Even when the parties to a Washington divorce agree that one spouse should pay spousal maintenance to the other, they may not agree to the amount or duration of that maintenance. In making determinations regarding maintenance, courts should consider certain factors and make specific findings. A husband successfully challenged the amount and duration of maintenance he was ordered to pay his former wife because the court had filed to fully address the required factors and make findings regarding the parties’ income.
The couple married in 1987. The wife stayed home and cared for the children. The husband retired from the Marine Corps at the age of 43 in 2006 and began working as a truck driver. The couple separated in 2012 and the husband filed for divorce in 2015. He agreed he would pay maintenance to the wife.
On a monthly basis, the husband received wages, significant overtime earnings, military disability, and military retirement. In addition to his military retirement, the husband had a retirement account with his current employer and a 401k. He claimed $3,995 in monthly expenses. The wife declared she had no income and $3,566 in expenses each month.
The court awarded the home to the wife, but ordered her to refinance or sell it within the next 18 months. The court awarded the wife half of the retirement accounts, but offset the husband’s share of the home equity against one of them. The court also awarded maintenance to the wife. The court listed the factors to be considered in awarding maintenance and stated that “upon examination of the above factors, the wife should be awarded maintenance for 20 years.” The court subsequently amended the decree to provide maintenance would end upon the death, marriage, or registration of a domestic partner of either spouse.
The husband appealed the amount and duration of the maintenance award. He argued it had been based on inaccurate projections of income. Although the record indicated the trial court had considered the parties’ income, the court had not made a finding on their actual income. The appeals court remanded and instructed the trial court to determine each party’s income.
The husband also argued the trial court erred in its conclusion of law that it “must put the parties in roughly equal positions post dissolution.” He argued Washington case law did not require the court to put the parties in equal positions “for the rest of their lives.” The appeals court found, however, the trial court had considered the statutory factors in determining maintenance. In its oral ruling, the court had addressed the wife’s financial circumstances and lack of meaningful gainful employment. It also addressed her likelihood of employment given her limited education. It considered the length of the marriage and the likely change of the parties’ standard of living. The court also discussed the wife’s age, physical and emotional condition, and financial obligations.
The trial court had not, however, addressed the husband’s needs, financial obligations, or ability to pay maintenance. The appeals court instructed the trial court to enter written findings on the statutory factors. The appeals court also instructed the trial court to specifically address the husband’s ability to continue working overtime as well as his ability to pay maintenance and meet his own financial obligations.
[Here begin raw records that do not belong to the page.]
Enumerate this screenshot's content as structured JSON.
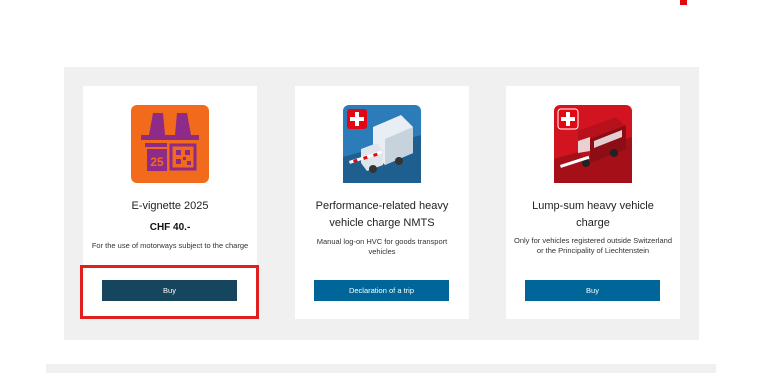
{
  "cards": [
    {
      "title": "E-vignette 2025",
      "price": "CHF 40.-",
      "description": "For the use of motorways subject to the charge",
      "button_label": "Buy",
      "icon": "e-vignette-icon",
      "icon_badge": "25"
    },
    {
      "title": "Performance-related heavy vehicle charge NMTS",
      "description": "Manual log-on HVC for goods transport vehicles",
      "button_label": "Declaration of a trip",
      "icon": "truck-icon"
    },
    {
      "title": "Lump-sum heavy vehicle charge",
      "description": "Only for vehicles registered outside Switzerland or the Principality of Liechtenstein",
      "button_label": "Buy",
      "icon": "bus-icon"
    }
  ],
  "colors": {
    "vignette_orange": "#f26a1b",
    "vignette_purple": "#8e2a87",
    "button_dark": "#16465e",
    "button_blue": "#006699",
    "swiss_red": "#e30613",
    "highlight_red": "#e02020"
  }
}
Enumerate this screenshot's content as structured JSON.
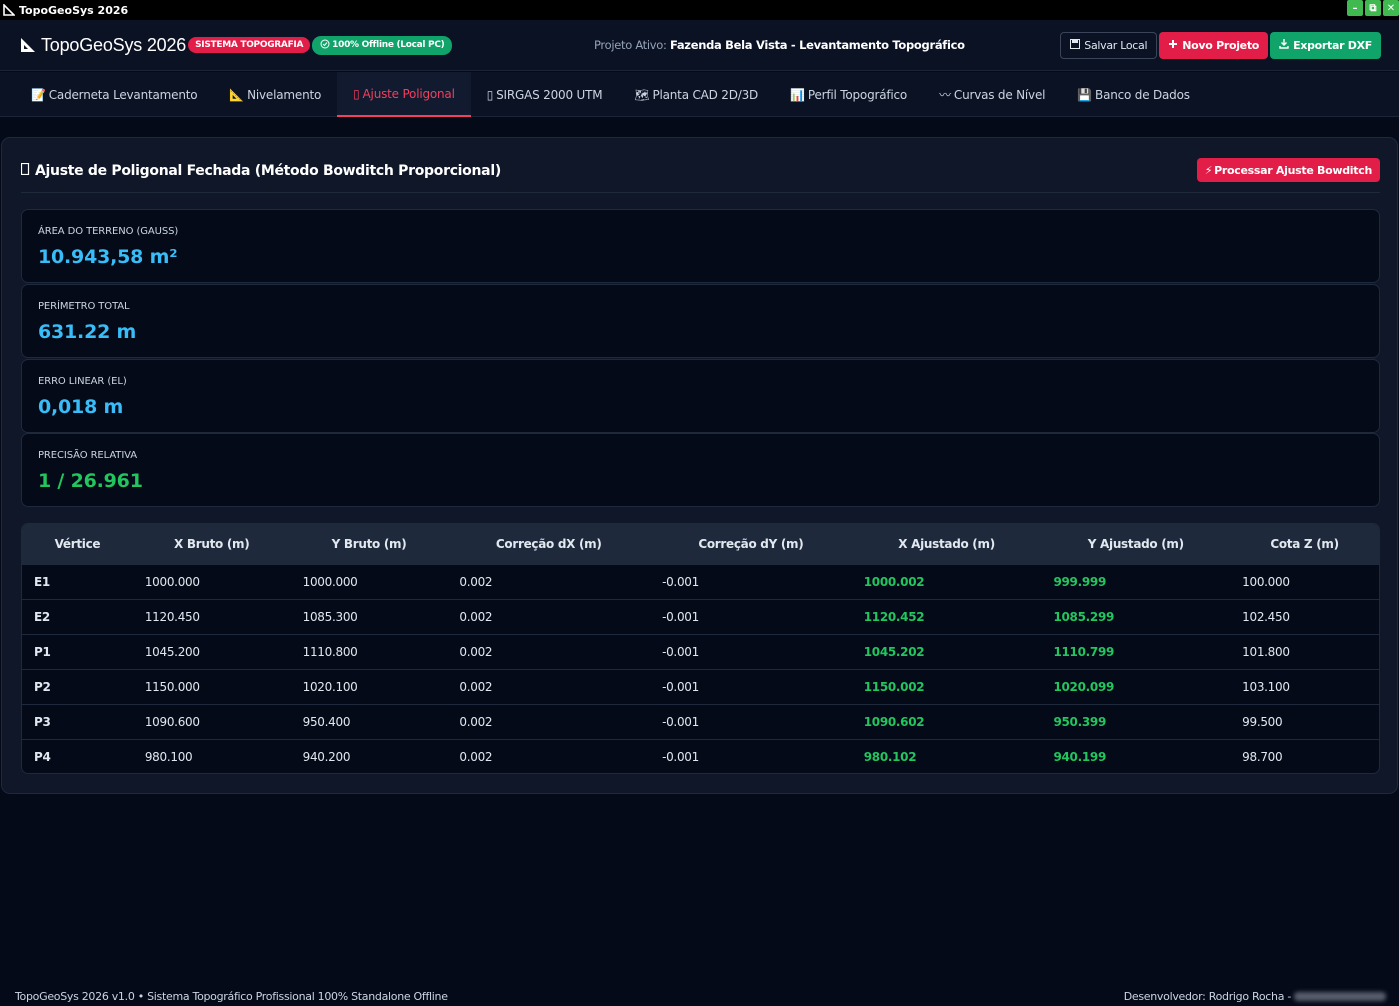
{
  "window": {
    "title": "TopoGeoSys 2026",
    "controls": {
      "minimize": "–",
      "maximize": "⧉",
      "close": "✕"
    }
  },
  "header": {
    "brand": "TopoGeoSys 2026",
    "badge_system": "SISTEMA TOPOGRAFIA",
    "badge_offline": "100% Offline (Local PC)",
    "project_label": "Projeto Ativo:",
    "project_name": "Fazenda Bela Vista - Levantamento Topográfico",
    "actions": {
      "save": "Salvar Local",
      "new": "Novo Projeto",
      "export": "Exportar DXF"
    }
  },
  "tabs": [
    {
      "label": "Caderneta Levantamento",
      "icon": "📝"
    },
    {
      "label": "Nivelamento",
      "icon": "📐"
    },
    {
      "label": "Ajuste Poligonal",
      "icon": "▯"
    },
    {
      "label": "SIRGAS 2000 UTM",
      "icon": "▯"
    },
    {
      "label": "Planta CAD 2D/3D",
      "icon": "🗺"
    },
    {
      "label": "Perfil Topográfico",
      "icon": "📊"
    },
    {
      "label": "Curvas de Nível",
      "icon": "〰"
    },
    {
      "label": "Banco de Dados",
      "icon": "💾"
    }
  ],
  "active_tab": "Ajuste Poligonal",
  "panel": {
    "title": "Ajuste de Poligonal Fechada (Método Bowditch Proporcional)",
    "process_button": "Processar Ajuste Bowditch",
    "stats": [
      {
        "label": "ÁREA DO TERRENO (GAUSS)",
        "value": "10.943,58 m²"
      },
      {
        "label": "PERÍMETRO TOTAL",
        "value": "631.22 m"
      },
      {
        "label": "ERRO LINEAR (EL)",
        "value": "0,018 m"
      },
      {
        "label": "PRECISÃO RELATIVA",
        "value": "1 / 26.961"
      }
    ],
    "table": {
      "headers": [
        "Vértice",
        "X Bruto (m)",
        "Y Bruto (m)",
        "Correção dX (m)",
        "Correção dY (m)",
        "X Ajustado (m)",
        "Y Ajustado (m)",
        "Cota Z (m)"
      ],
      "rows": [
        [
          "E1",
          "1000.000",
          "1000.000",
          "0.002",
          "-0.001",
          "1000.002",
          "999.999",
          "100.000"
        ],
        [
          "E2",
          "1120.450",
          "1085.300",
          "0.002",
          "-0.001",
          "1120.452",
          "1085.299",
          "102.450"
        ],
        [
          "P1",
          "1045.200",
          "1110.800",
          "0.002",
          "-0.001",
          "1045.202",
          "1110.799",
          "101.800"
        ],
        [
          "P2",
          "1150.000",
          "1020.100",
          "0.002",
          "-0.001",
          "1150.002",
          "1020.099",
          "103.100"
        ],
        [
          "P3",
          "1090.600",
          "950.400",
          "0.002",
          "-0.001",
          "1090.602",
          "950.399",
          "99.500"
        ],
        [
          "P4",
          "980.100",
          "940.200",
          "0.002",
          "-0.001",
          "980.102",
          "940.199",
          "98.700"
        ]
      ]
    }
  },
  "footer": {
    "left": "TopoGeoSys 2026 v1.0 • Sistema Topográfico Profissional 100% Standalone Offline",
    "right": "Desenvolvedor: Rodrigo Rocha -"
  },
  "colors": {
    "accent_red": "#e11d48",
    "accent_green": "#10a36a",
    "value_blue": "#38bdf8",
    "value_green": "#22c55e"
  }
}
The trial court also made an error regarding the amount the wife would receive from the retirement account after the offset. The appeals court instructed the trial court to enter an order that accurately reflected its ruling.
The appeals court affirmed the award of maintenance but remanded for the trial court to make findings regarding income, consider the statutory factors, and determine the amount and duration of maintenance.
In awarding maintenance, the court must properly consider the factors and make findings regarding the income. One important fact in this case was that the husband was 53 years old and working in what the trial court identified as a difficult job that is “taxing both mentally and physically. . . .” His current income included his regular wages from that job and overtime. The trial court noted the husband would likely cut back on overtime or potentially want to retire during the next 20 years. Additionally, the wife, who was 51, had not had significant meaningful employment. With these facts, it is particularly important for the court to consider the factors and make a finding regarding the income of the parties. Each party has reason to be concerned about their future earning potential and to want to ensure the court fully considered their circumstances.
Even if you and your spouse agree that maintenance should be paid, an experienced Washington divorce attorney can help protect your rights and ensure the appropriate factors are considered. Call Blair & Kim, PLLC, at (206) 622-6562 to schedule an appointment to talk about your case.